Are millennials choosing to live in smaller, more convenient ways because they suit our modern requirements? Or are we being forced to live in this way because we have no choice? Throughout history the home has shaped the way in which we have been perceived. From temples to chateaux the home has been a symbol of status since man first compared caves.
Many of us are coming to terms with the fact that it is no longer possible to meet the same living standards that we have both been set by our parent’s generation. This benchmark we subconsciously set for ourselves is engrained deep into our DNA and we are in danger of falling short of the mark. Residential accommodation is too expensive for the average millennial to consider buying, with average prices in developed world tier one cities reflecting over 10x the average family earnings.
However, this is the experience economy, and instant gratification is something that comes naturally to this generation. As a result, instead of changing our standard of living, we rent, that which we both can’t afford, nor really want to live in, but accept that this is our fate and embrace it nevertheless. We consequently adapt our living patterns- why spend time at home in a small cramped environment when you can spend time out. Are we choosing to live this way because we want to be out, experiencing life, or because we are forced to do so because home is so unbearable we can hardly stand to stay in it more than to sleep and eat breakfast (if you’re lucky).
That is not to say that there aren’t numerable benefits to the way in which we now live. A millennials apartment block in 2016 has all the benefits and functionality of a hotel. Access to cinema rooms, yoga studios and sky lounges are benefits that were once limited to the elites of yesteryear, or for special occasions when you went on holiday once or twice a year. Now we get to live this life daily. A roman emperor or British Monarch could only dream of such an existence.
This coupled with the fact that we now, more than ever, dictate our own schedules and are progressively more globalised means that liberating ourselves from a cumbersome and fiscally draining 3-4 bed house in the suburbs is seen as a positive choice. When others can pander to your every need- from cooking for you, to washing your clothes to keeping you fit- why would we want to waste time and resource preserving this notion of ‘home’ as a necessary evil of the middle class when we can create a world that is conveniently orientated around our every need every moment of the day.
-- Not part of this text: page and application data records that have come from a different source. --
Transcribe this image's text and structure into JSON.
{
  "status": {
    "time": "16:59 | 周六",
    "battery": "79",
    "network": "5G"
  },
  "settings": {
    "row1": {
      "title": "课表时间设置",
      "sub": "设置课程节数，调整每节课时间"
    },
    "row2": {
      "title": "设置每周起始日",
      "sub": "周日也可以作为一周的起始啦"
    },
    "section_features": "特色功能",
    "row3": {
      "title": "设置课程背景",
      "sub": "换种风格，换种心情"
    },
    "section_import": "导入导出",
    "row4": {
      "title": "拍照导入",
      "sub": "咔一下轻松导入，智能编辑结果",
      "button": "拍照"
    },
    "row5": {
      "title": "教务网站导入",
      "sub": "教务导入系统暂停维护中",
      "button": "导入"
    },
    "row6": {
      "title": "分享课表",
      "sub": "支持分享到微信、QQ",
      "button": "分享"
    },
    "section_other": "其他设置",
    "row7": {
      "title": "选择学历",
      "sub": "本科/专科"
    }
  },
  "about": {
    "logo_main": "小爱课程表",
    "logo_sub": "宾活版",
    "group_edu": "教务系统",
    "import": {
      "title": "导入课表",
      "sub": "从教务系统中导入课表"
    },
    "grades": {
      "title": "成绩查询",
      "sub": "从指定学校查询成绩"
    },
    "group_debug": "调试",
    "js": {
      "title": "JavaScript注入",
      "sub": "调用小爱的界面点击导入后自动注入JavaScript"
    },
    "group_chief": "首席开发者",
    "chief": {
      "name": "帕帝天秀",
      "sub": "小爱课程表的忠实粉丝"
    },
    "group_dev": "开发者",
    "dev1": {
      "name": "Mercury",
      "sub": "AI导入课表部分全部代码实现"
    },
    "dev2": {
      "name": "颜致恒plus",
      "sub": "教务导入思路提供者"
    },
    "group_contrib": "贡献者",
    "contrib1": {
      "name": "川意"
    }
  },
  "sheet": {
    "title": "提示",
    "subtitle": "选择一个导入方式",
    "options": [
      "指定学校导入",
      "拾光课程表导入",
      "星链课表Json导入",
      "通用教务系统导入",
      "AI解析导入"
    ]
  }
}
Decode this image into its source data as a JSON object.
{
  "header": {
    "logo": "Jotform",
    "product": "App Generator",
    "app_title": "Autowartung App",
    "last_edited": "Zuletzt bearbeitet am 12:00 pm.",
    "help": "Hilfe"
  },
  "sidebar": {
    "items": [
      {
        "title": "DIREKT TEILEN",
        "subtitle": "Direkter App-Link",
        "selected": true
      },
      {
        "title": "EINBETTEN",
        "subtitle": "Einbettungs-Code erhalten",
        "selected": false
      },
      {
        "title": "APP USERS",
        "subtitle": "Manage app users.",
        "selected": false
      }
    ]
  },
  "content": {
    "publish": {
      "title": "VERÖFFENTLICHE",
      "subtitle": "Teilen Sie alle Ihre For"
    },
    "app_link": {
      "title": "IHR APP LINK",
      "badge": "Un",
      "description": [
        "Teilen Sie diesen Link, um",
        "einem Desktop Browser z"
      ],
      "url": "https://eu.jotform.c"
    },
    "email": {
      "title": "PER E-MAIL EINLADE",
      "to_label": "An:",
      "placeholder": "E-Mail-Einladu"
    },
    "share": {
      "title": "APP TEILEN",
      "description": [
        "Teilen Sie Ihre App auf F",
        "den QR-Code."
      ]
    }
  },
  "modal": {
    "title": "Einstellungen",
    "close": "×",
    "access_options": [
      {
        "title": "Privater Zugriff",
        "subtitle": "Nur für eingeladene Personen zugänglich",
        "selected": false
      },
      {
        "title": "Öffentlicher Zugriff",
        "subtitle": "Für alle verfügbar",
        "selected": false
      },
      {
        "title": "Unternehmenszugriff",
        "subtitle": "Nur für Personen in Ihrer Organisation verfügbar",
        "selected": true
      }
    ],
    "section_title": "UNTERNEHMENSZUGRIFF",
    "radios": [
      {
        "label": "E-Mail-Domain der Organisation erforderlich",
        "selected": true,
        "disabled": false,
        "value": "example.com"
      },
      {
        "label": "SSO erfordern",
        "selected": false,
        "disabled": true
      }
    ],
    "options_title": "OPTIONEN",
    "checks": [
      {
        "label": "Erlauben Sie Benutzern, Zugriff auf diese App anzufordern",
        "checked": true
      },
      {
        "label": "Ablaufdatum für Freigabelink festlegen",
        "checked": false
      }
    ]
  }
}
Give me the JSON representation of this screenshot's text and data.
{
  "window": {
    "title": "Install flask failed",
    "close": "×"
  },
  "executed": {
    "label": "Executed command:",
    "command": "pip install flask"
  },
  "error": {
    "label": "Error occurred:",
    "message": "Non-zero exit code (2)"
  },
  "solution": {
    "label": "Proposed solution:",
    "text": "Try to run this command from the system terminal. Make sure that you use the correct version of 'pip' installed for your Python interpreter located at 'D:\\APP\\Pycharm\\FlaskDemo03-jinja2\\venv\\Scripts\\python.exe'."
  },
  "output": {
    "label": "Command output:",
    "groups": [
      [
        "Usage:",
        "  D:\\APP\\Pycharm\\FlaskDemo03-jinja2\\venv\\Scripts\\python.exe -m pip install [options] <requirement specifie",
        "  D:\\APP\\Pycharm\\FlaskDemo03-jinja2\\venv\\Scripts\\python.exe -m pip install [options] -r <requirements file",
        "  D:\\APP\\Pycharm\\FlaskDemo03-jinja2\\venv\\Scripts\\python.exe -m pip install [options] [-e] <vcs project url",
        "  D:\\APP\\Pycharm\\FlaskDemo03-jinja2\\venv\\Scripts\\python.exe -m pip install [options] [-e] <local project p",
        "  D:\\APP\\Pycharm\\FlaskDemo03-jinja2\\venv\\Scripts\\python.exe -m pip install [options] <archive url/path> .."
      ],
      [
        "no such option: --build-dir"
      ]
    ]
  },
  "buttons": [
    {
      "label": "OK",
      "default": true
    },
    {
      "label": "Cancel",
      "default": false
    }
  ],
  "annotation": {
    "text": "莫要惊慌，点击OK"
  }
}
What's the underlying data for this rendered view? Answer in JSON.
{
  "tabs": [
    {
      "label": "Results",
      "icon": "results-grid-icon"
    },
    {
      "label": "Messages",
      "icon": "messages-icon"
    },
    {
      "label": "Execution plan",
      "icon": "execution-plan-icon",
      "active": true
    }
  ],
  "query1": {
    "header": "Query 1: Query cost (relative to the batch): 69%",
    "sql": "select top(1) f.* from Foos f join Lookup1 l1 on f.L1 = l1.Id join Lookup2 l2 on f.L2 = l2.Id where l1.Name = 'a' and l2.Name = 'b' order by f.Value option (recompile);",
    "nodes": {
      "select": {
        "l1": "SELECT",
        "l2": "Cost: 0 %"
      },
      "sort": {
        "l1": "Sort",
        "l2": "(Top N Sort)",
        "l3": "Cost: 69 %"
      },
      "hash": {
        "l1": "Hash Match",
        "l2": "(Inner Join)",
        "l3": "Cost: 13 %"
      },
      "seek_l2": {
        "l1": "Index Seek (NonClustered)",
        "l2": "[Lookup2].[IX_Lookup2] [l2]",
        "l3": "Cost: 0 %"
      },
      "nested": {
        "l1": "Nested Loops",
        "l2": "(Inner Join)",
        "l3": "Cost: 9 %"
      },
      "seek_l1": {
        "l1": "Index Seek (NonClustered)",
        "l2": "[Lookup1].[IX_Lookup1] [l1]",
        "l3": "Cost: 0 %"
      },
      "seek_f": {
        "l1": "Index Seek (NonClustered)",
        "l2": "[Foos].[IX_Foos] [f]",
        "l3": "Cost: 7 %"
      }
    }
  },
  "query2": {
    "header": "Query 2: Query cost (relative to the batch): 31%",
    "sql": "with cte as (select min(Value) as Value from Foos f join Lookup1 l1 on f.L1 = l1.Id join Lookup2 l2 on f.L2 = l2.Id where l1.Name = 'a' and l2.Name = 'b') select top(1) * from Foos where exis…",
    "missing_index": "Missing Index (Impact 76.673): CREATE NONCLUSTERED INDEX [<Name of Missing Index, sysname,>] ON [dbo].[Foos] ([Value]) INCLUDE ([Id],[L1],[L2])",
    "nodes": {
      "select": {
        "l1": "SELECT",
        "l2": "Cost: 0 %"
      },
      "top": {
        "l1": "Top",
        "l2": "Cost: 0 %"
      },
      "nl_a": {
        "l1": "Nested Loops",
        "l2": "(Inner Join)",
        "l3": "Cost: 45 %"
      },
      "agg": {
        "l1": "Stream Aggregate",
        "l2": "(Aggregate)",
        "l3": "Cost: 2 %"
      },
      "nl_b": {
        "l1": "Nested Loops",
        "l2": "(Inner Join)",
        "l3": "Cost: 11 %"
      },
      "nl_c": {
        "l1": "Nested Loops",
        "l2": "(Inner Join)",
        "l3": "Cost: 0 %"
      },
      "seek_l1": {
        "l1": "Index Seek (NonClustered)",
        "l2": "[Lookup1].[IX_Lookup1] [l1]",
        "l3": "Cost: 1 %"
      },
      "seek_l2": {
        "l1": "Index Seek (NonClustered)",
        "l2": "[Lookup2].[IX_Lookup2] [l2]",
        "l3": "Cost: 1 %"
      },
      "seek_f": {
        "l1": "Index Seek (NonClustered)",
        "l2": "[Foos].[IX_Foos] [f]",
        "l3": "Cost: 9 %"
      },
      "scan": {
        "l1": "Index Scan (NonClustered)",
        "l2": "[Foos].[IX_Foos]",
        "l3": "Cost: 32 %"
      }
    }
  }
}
Time will only tell whether this sociodemographic shift will have a negative impact on general happiness and well-being of Millennials. I for one will enjoy the journey.